sudo nano /etc/hosts.allow
Then follow the following syntax :
sshd: IP1, IP2, ..., IPn
sshd: 126.96.36.199, 188.8.131.52
Use the following commands to restart denyhosts service:
sudo systemctl restart denyhosts.service
Moreover, we can enable system denyhosts at startup using the following command:
sudo systemctl enable denyhosts.service
Now, let’s list the current denyhosts events using the command below:
sudo tail -f /var/log/denyhosts
To list all IP addresses that have tried accessing the server via SSH run the command below:
sudo cat /etc/hosts.deny
However, denyhosts does not support IPv6.

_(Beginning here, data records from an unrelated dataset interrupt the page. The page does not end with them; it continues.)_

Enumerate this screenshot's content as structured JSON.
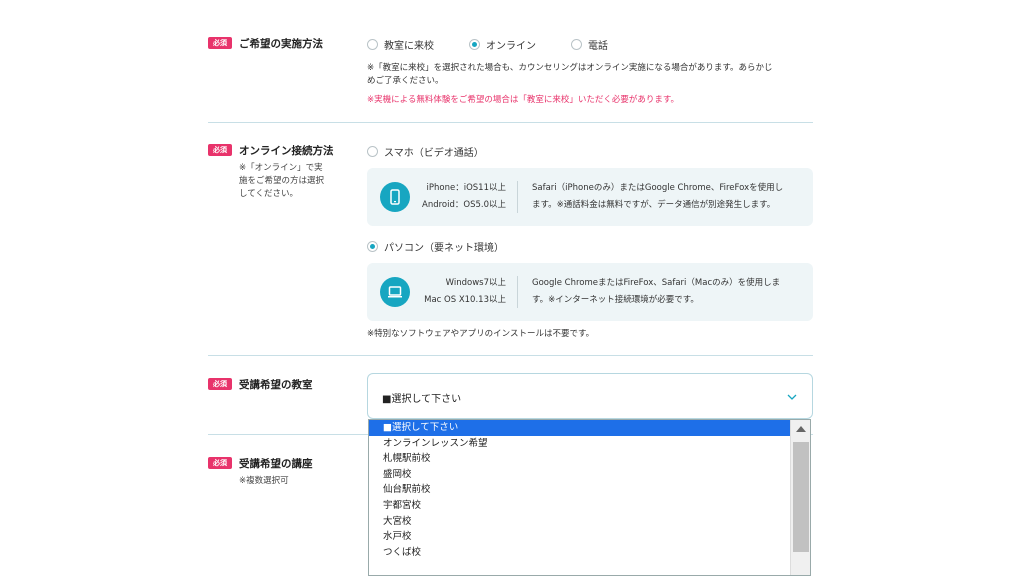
{
  "sections": {
    "method": {
      "badge": "必須",
      "label": "ご希望の実施方法",
      "options": [
        "教室に来校",
        "オンライン",
        "電話"
      ],
      "selected": "オンライン",
      "note1": "※「教室に来校」を選択された場合も、カウンセリングはオンライン実施になる場合があります。あらかじ",
      "note2": "めご了承ください。",
      "note_red": "※実機による無料体験をご希望の場合は「教室に来校」いただく必要があります。"
    },
    "online": {
      "badge": "必須",
      "label": "オンライン接続方法",
      "sub1": "※「オンライン」で実",
      "sub2": "施をご希望の方は選択",
      "sub3": "してください。",
      "smartphone": {
        "option": "スマホ（ビデオ通話）",
        "req1": "iPhone：iOS11以上",
        "req2": "Android：OS5.0以上",
        "desc1": "Safari（iPhoneのみ）またはGoogle Chrome、FireFoxを使用し",
        "desc2": "ます。※通話料金は無料ですが、データ通信が別途発生します。",
        "icon": "smartphone-icon"
      },
      "pc": {
        "option": "パソコン（要ネット環境）",
        "req1": "Windows7以上",
        "req2": "Mac OS X10.13以上",
        "desc1": "Google ChromeまたはFireFox、Safari（Macのみ）を使用しま",
        "desc2": "す。※インターネット接続環境が必要です。",
        "icon": "laptop-icon"
      },
      "selected": "パソコン（要ネット環境）",
      "note": "※特別なソフトウェアやアプリのインストールは不要です。"
    },
    "classroom": {
      "badge": "必須",
      "label": "受講希望の教室",
      "select_value": "■選択して下さい",
      "options": [
        "■選択して下さい",
        "オンラインレッスン希望",
        "札幌駅前校",
        "盛岡校",
        "仙台駅前校",
        "宇都宮校",
        "大宮校",
        "水戸校",
        "つくば校"
      ]
    },
    "course": {
      "badge": "必須",
      "label": "受講希望の講座",
      "sub": "※複数選択可"
    }
  },
  "colors": {
    "accent": "#17a6c1",
    "badge": "#e8336b",
    "highlight": "#1e6fe8"
  }
}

Furthermore, let’s enable support for centralized synchronization. Hence, blocking hackers from many other servers. This website xmlrpc.denyhosts.net collect statistics from other servers running denyhosts synchronization. The synchronization support is disabled by default. Let’s enable it by adding the following line of code to /etc/denyhosts.conf
SYNC_SERVER = http://xmlrpc.denyhosts.net:9911
After, save and close the file, then restart denyhosts with the following command:
sudo systemctl restart denyhosts.service
In a situation where you need to stop or start denyhosts, the following commands might be helpful:
sudo systemctl start denyhosts.service sudo systemctl stop denyhosts.service
Finally, as the article points out, denyhosts makes it easier for us to control computers that try to connect to our server. Making administrative tasks easier. If you want to know more about how to secure your server, check the article Quick Tips to Harden SSH on Ubuntu.